agriculture. Agriculture worldwide is facing the daunting challenges of providing for an increasing population that has changing food consumption patterns under the constraints of natural resource scarcity, avoiding environmental degradation, climate change, and a restructuring global economy. In addition, consumers (including food buyers) are increasingly conscious about the sources of their food and how it is produced. Consumer concerns can translate into political and market demands for addressing the challenges. Thus, agriculture appears to be at a pivotal stage in terms of societal demands for agricultural systems with improved sustainability—that is, systems that address and balance social, economic, and environmental performance, and increase robustness in the face of new challenges.
There are growing concerns about whether the trends of increasing productivity per acre of land can continue while maintaining or restoring the natural resource base upon which agriculture depends. Similarly, researchers and some members of the public are increasingly worried about many of the unintended negative consequences of agricultural production—for example, the effect of agriculture on environmental quality and ecosystem functioning, the potential risks of agricultural pollutants or risks of contamination of food and water by agricultural input to human health, and the safety and nutritional content of the food produced. Some observers raise the issues of how modern agriculture affects the well-being of farming communities, farm families, farm laborers, and livestock (Friedland et al., 1991; Vitousek et al., 1997). Those concerns have caused observers to question whether U.S. agriculture can continue to supply adequate quantities of reasonably priced food, feed, and fiber using conventional production methods. What are the tradeoffs and risks that will be required to maintain, and even increase, growth in productivity?

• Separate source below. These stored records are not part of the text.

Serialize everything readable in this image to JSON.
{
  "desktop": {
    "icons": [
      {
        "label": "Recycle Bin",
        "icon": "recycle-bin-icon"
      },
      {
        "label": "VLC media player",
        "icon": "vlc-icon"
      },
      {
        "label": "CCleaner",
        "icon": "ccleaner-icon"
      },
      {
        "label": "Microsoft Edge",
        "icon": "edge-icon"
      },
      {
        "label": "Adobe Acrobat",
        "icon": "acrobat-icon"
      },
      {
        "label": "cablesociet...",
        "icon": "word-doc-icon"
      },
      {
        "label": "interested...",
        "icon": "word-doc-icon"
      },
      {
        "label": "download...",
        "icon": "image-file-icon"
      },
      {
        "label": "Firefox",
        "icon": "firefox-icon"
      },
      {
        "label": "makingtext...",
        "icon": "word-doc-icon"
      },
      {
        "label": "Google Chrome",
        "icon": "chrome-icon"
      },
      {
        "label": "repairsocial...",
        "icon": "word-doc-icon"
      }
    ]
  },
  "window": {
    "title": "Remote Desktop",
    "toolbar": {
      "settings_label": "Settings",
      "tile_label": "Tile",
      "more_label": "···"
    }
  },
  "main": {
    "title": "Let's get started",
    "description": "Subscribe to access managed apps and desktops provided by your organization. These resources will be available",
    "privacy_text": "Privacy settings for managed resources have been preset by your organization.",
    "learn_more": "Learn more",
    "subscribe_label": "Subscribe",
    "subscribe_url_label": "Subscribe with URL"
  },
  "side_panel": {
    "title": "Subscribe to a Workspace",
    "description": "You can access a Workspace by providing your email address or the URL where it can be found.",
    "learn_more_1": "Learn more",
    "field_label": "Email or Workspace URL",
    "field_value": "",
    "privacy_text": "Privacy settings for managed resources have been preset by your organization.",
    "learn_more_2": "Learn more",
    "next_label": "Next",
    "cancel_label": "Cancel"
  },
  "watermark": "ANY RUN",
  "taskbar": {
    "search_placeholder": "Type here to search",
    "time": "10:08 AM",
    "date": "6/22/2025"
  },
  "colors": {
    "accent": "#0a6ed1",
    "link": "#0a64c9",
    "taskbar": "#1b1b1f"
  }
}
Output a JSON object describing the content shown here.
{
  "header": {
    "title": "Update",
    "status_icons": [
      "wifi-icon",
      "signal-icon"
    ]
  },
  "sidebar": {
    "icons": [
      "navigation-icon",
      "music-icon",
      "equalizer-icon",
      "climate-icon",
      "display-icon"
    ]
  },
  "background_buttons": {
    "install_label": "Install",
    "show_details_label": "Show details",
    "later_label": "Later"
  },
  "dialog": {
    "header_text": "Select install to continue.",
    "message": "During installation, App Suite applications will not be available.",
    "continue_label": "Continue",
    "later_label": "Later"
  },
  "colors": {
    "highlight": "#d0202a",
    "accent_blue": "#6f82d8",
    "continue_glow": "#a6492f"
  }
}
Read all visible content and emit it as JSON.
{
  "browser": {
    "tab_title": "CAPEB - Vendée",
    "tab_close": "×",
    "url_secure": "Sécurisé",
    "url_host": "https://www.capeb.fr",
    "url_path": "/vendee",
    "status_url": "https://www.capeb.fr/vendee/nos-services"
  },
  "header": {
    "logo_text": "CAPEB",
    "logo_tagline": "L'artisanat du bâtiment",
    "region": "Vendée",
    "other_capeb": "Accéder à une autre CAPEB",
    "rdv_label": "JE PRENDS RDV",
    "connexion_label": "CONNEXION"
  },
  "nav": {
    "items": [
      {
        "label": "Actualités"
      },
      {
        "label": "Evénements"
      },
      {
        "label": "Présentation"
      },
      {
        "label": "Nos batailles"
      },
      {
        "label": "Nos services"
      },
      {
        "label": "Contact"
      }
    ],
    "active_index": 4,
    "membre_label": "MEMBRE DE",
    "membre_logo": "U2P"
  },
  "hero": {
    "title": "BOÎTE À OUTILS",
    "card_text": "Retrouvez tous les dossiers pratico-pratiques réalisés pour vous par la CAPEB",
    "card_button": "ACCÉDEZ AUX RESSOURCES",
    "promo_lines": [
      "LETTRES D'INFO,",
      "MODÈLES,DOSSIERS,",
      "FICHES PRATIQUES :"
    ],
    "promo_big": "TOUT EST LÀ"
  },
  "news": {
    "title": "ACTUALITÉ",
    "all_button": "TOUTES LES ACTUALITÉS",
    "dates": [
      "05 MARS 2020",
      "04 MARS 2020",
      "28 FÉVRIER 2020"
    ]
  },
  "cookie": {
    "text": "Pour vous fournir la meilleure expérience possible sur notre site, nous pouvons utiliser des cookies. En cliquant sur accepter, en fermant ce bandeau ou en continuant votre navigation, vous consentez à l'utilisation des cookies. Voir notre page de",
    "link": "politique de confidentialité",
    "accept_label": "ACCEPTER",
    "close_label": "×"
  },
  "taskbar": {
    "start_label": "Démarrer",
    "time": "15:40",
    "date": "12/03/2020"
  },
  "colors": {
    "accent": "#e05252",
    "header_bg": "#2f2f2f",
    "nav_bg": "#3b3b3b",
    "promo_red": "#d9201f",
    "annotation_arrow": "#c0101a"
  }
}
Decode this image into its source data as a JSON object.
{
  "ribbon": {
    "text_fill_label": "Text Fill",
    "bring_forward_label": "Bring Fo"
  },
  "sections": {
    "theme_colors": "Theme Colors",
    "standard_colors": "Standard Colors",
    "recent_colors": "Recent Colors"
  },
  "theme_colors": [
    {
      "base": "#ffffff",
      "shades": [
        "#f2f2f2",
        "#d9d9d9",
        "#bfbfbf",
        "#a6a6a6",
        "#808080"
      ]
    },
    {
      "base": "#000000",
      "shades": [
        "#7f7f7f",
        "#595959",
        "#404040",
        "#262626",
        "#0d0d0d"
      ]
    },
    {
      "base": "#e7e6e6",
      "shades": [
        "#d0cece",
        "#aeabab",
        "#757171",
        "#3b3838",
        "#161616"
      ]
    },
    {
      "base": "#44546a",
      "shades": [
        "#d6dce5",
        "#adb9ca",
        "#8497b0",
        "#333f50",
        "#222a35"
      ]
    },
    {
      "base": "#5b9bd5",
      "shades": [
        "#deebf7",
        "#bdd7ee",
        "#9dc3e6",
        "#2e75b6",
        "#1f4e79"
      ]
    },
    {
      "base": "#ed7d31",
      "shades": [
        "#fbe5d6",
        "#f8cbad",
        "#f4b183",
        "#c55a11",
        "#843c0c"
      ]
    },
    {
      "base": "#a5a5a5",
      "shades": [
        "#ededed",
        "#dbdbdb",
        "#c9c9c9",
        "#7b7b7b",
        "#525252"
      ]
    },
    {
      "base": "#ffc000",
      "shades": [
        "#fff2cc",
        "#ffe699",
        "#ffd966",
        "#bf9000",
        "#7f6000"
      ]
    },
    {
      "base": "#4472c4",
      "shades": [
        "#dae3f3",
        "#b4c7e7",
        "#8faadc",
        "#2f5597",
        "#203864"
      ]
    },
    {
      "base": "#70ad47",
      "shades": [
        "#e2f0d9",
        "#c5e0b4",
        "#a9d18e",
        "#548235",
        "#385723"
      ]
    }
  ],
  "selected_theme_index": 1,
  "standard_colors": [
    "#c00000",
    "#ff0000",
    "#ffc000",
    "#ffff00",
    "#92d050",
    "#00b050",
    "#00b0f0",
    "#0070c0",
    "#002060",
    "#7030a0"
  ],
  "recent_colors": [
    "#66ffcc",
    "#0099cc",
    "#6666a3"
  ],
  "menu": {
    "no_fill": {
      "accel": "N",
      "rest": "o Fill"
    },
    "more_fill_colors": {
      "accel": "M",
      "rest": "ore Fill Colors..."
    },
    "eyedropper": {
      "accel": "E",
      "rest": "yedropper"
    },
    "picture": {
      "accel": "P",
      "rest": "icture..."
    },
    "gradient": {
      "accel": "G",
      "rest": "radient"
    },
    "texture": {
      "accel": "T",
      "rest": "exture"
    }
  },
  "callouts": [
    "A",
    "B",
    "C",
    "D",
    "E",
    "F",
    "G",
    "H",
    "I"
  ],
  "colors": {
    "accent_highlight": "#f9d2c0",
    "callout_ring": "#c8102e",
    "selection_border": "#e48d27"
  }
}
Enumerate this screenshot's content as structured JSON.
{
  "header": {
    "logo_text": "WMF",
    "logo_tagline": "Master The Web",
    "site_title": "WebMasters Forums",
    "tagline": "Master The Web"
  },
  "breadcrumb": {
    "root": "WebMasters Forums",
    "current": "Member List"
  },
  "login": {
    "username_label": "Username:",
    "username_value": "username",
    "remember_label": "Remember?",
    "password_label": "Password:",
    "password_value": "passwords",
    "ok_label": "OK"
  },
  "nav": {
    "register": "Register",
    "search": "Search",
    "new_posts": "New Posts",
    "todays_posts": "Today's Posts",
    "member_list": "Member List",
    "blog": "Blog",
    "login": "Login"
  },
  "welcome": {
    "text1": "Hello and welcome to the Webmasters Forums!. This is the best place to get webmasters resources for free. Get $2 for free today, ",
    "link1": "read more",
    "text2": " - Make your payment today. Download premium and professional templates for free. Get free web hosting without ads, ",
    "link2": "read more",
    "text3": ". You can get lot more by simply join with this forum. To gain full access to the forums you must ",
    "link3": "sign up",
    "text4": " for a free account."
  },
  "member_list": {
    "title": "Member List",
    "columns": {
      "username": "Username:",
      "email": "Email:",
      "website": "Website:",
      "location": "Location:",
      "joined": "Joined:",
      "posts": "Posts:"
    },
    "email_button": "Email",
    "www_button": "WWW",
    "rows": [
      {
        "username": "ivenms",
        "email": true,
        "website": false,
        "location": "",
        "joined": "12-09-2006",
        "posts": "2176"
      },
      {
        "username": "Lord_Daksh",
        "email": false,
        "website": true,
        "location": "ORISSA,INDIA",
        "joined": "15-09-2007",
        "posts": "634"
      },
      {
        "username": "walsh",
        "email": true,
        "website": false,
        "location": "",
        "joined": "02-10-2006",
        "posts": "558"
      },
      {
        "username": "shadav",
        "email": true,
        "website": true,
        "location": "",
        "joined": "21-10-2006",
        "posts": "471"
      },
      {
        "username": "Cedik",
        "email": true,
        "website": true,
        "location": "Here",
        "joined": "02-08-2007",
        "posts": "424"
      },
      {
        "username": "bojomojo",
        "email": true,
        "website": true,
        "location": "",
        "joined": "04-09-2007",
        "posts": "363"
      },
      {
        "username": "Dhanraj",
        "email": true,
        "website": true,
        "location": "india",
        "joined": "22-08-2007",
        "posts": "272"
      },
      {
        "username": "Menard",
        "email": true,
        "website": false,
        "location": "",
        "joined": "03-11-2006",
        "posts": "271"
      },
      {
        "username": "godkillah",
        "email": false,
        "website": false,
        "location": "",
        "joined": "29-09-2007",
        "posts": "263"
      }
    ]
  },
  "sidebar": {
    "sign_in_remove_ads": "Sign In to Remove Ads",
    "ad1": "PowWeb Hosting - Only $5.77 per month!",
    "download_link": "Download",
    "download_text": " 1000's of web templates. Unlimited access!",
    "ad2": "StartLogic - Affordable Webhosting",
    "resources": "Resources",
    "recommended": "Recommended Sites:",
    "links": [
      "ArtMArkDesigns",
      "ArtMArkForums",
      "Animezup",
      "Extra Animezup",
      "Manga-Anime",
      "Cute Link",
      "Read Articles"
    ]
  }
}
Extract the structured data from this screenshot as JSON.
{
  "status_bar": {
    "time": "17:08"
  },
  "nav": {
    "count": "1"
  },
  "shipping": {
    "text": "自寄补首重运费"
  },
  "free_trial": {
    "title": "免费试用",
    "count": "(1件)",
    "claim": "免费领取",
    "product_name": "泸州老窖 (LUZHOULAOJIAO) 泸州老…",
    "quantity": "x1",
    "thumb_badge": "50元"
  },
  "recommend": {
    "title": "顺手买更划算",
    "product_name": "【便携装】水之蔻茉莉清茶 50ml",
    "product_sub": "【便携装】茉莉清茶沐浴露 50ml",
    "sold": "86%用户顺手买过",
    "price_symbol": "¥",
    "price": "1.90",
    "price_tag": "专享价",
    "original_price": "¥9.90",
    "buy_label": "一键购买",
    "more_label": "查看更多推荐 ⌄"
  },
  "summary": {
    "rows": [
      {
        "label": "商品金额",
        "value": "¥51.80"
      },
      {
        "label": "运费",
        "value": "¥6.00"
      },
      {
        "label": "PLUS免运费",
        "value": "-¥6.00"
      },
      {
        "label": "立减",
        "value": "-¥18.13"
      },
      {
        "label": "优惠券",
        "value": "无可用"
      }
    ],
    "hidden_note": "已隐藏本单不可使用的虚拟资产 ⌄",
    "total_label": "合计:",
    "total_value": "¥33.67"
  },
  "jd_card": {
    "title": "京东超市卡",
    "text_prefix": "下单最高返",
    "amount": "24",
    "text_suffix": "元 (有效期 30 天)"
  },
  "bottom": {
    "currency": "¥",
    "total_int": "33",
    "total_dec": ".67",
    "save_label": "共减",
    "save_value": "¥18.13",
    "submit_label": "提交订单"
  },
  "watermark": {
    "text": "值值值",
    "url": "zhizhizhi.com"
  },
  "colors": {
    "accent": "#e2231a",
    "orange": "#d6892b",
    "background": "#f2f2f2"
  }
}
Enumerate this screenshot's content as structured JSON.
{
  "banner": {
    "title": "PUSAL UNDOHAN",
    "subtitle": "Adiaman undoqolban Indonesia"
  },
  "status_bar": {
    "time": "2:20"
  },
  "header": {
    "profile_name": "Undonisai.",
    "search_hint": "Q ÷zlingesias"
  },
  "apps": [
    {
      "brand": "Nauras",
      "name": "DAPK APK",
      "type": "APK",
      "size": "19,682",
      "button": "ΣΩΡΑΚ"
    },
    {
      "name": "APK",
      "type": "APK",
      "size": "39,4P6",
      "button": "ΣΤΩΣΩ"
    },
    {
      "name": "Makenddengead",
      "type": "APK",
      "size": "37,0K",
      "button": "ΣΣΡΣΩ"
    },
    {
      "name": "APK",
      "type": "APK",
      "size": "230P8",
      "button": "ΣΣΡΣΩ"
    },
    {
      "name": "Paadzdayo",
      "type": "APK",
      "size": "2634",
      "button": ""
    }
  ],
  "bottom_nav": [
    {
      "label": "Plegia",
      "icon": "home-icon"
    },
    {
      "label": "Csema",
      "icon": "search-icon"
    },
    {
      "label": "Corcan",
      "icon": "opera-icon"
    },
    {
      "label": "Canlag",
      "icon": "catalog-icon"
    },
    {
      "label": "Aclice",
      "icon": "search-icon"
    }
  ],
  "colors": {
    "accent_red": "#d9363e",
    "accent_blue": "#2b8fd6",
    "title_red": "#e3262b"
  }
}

Many unintended consequences of agricultural activities can be thought of as externalized costs of production, which are real, but mostly unaccounted for in productivity measures or internal financial budgets of farm enterprises. Societal concerns raise important public policy questions regarding the type, scale, and organization of U.S. agriculture that can best meet society’s needs in the future. Those concerns generate interest in alternatives to the current system of agricultural production that might increase the sustainability and broader performance of modern farming systems. The two major concerns of resource sufficiency and unintended consequences can be summarized in two questions: Are current agricultural practices and systems sustainable? If not, how can agriculture be moved toward a more sustainable trajectory?
The purpose of this report is to identify what is known about farming practices and systems and their ability to address the identified concerns. This chapter provides a brief overview of how U.S. agriculture has evolved over the years to the current state. Despite the many positive changes (for example, increased productivity), farmers now face a different set of challenges related to environmental, social, and economic concerns. This chapter also discusses those challenges.
U.S. agriculture’s current structure and organization is a product of a long evolution (Batie, 2008). Since World War II, increased mechanization, rising productivity, and growth in nonfarm employment opportunities combined to produce more than a 60 percent drop in the number of farming operations and a doubling in average farm size in the United States (Gardner, 2002). Between 1982 and 2002, most types of crop farms have at least doubled in size, and the average size of livestock herds has increased by 2–20 times, depending on species (MacDonald and McBride, 2009). Growth in scale and productivity among the remain-